EXERCISE DATA:

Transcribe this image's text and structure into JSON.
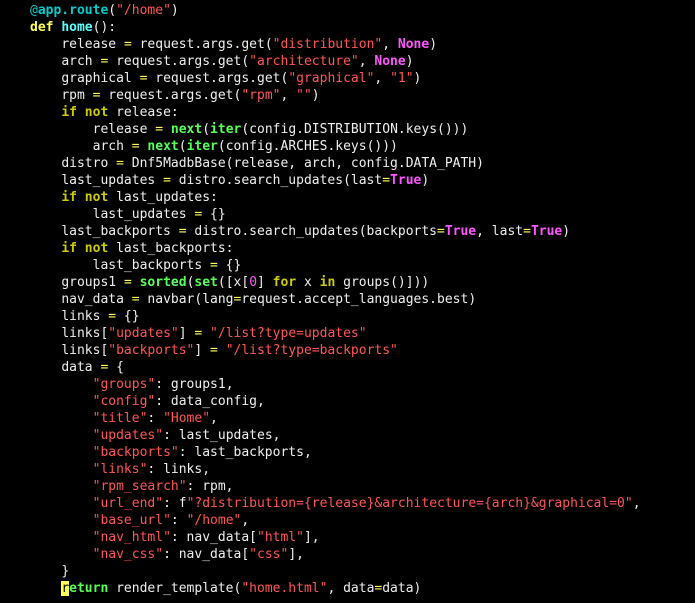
{
  "code": {
    "decorator_at": "@",
    "decorator_path": "app.route",
    "decorator_open": "(",
    "decorator_arg": "\"/home\"",
    "decorator_close": ")",
    "def_kw": "def",
    "fn_name": "home",
    "fn_sig": "():",
    "l03a": "release ",
    "eq": "=",
    "l03b": " request.args.get(",
    "s_distribution": "\"distribution\"",
    "comma_sp": ", ",
    "kw_None": "None",
    "close_paren": ")",
    "l04a": "arch ",
    "l04b": " request.args.get(",
    "s_architecture": "\"architecture\"",
    "l05a": "graphical ",
    "l05b": " request.args.get(",
    "s_graphical": "\"graphical\"",
    "s_one": "\"1\"",
    "l06a": "rpm ",
    "l06b": " request.args.get(",
    "s_rpm": "\"rpm\"",
    "s_empty": "\"\"",
    "kw_if": "if",
    "kw_not": "not",
    "l07b": " release:",
    "l08a": "release ",
    "fn_next": "next",
    "open_paren": "(",
    "fn_iter": "iter",
    "l08b": "(config.DISTRIBUTION.keys()))",
    "l09a": "arch ",
    "l09b": "(config.ARCHES.keys()))",
    "l10a": "distro ",
    "l10b": " Dnf5MadbBase(release, arch, config.DATA_PATH)",
    "l11a": "last_updates ",
    "l11b": " distro.search_updates(last",
    "kw_True": "True",
    "l12b": " last_updates:",
    "l13a": "last_updates ",
    "l13b": " {}",
    "l14a": "last_backports ",
    "l14b": " distro.search_updates(backports",
    "l14c": ", last",
    "l15b": " last_backports:",
    "l16a": "last_backports ",
    "l17a": "groups1 ",
    "fn_sorted": "sorted",
    "fn_set": "set",
    "l17b": "([x[",
    "num0": "0",
    "l17c": "] ",
    "kw_for": "for",
    "l17d": " x ",
    "kw_in": "in",
    "l17e": " groups()]))",
    "l18a": "nav_data ",
    "l18b": " navbar(lang",
    "l18c": "request.accept_languages.best)",
    "l19a": "links ",
    "l20a": "links[",
    "s_updates": "\"updates\"",
    "l20b": "] ",
    "s_list_updates": "\"/list?type=updates\"",
    "s_backports": "\"backports\"",
    "s_list_backports": "\"/list?type=backports\"",
    "l22a": "data ",
    "l22b": " {",
    "s_groups": "\"groups\"",
    "v_groups": ": groups1,",
    "s_config": "\"config\"",
    "v_config": ": data_config,",
    "s_title": "\"title\"",
    "colon_sp": ": ",
    "s_Home": "\"Home\"",
    "trailing_comma": ",",
    "v_updates": ": last_updates,",
    "v_backports": ": last_backports,",
    "s_links": "\"links\"",
    "v_links": ": links,",
    "s_rpm_search": "\"rpm_search\"",
    "v_rpm": ": rpm,",
    "s_url_end": "\"url_end\"",
    "v_url_end_pre": ": f",
    "s_url_end_val": "\"?distribution={release}&architecture={arch}&graphical=0\"",
    "s_base_url": "\"base_url\"",
    "s_base_url_val": "\"/home\"",
    "s_nav_html": "\"nav_html\"",
    "v_nav_html_a": ": nav_data[",
    "s_html": "\"html\"",
    "v_nav_html_b": "],",
    "s_nav_css": "\"nav_css\"",
    "s_css": "\"css\"",
    "close_brace": "}",
    "kw_return_r": "r",
    "kw_return_tail": "eturn",
    "ret_call_a": " render_template(",
    "s_home_html": "\"home.html\"",
    "ret_call_b": ", data",
    "ret_call_c": "data)"
  }
}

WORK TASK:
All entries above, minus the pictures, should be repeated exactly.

ANSWER BOX:
Transcribe this image's text and structure into JSON.
{
  "code": {
    "decorator_at": "@",
    "decorator_path": "app.route",
    "decorator_open": "(",
    "decorator_arg": "\"/home\"",
    "decorator_close": ")",
    "def_kw": "def",
    "fn_name": "home",
    "fn_sig": "():",
    "l03a": "release ",
    "eq": "=",
    "l03b": " request.args.get(",
    "s_distribution": "\"distribution\"",
    "comma_sp": ", ",
    "kw_None": "None",
    "close_paren": ")",
    "l04a": "arch ",
    "l04b": " request.args.get(",
    "s_architecture": "\"architecture\"",
    "l05a": "graphical ",
    "l05b": " request.args.get(",
    "s_graphical": "\"graphical\"",
    "s_one": "\"1\"",
    "l06a": "rpm ",
    "l06b": " request.args.get(",
    "s_rpm": "\"rpm\"",
    "s_empty": "\"\"",
    "kw_if": "if",
    "kw_not": "not",
    "l07b": " release:",
    "l08a": "release ",
    "fn_next": "next",
    "open_paren": "(",
    "fn_iter": "iter",
    "l08b": "(config.DISTRIBUTION.keys()))",
    "l09a": "arch ",
    "l09b": "(config.ARCHES.keys()))",
    "l10a": "distro ",
    "l10b": " Dnf5MadbBase(release, arch, config.DATA_PATH)",
    "l11a": "last_updates ",
    "l11b": " distro.search_updates(last",
    "kw_True": "True",
    "l12b": " last_updates:",
    "l13a": "last_updates ",
    "l13b": " {}",
    "l14a": "last_backports ",
    "l14b": " distro.search_updates(backports",
    "l14c": ", last",
    "l15b": " last_backports:",
    "l16a": "last_backports ",
    "l17a": "groups1 ",
    "fn_sorted": "sorted",
    "fn_set": "set",
    "l17b": "([x[",
    "num0": "0",
    "l17c": "] ",
    "kw_for": "for",
    "l17d": " x ",
    "kw_in": "in",
    "l17e": " groups()]))",
    "l18a": "nav_data ",
    "l18b": " navbar(lang",
    "l18c": "request.accept_languages.best)",
    "l19a": "links ",
    "l20a": "links[",
    "s_updates": "\"updates\"",
    "l20b": "] ",
    "s_list_updates": "\"/list?type=updates\"",
    "s_backports": "\"backports\"",
    "s_list_backports": "\"/list?type=backports\"",
    "l22a": "data ",
    "l22b": " {",
    "s_groups": "\"groups\"",
    "v_groups": ": groups1,",
    "s_config": "\"config\"",
    "v_config": ": data_config,",
    "s_title": "\"title\"",
    "colon_sp": ": ",
    "s_Home": "\"Home\"",
    "trailing_comma": ",",
    "v_updates": ": last_updates,",
    "v_backports": ": last_backports,",
    "s_links": "\"links\"",
    "v_links": ": links,",
    "s_rpm_search": "\"rpm_search\"",
    "v_rpm": ": rpm,",
    "s_url_end": "\"url_end\"",
    "v_url_end_pre": ": f",
    "s_url_end_val": "\"?distribution={release}&architecture={arch}&graphical=0\"",
    "s_base_url": "\"base_url\"",
    "s_base_url_val": "\"/home\"",
    "s_nav_html": "\"nav_html\"",
    "v_nav_html_a": ": nav_data[",
    "s_html": "\"html\"",
    "v_nav_html_b": "],",
    "s_nav_css": "\"nav_css\"",
    "s_css": "\"css\"",
    "close_brace": "}",
    "kw_return_r": "r",
    "kw_return_tail": "eturn",
    "ret_call_a": " render_template(",
    "s_home_html": "\"home.html\"",
    "ret_call_b": ", data",
    "ret_call_c": "data)"
  }
}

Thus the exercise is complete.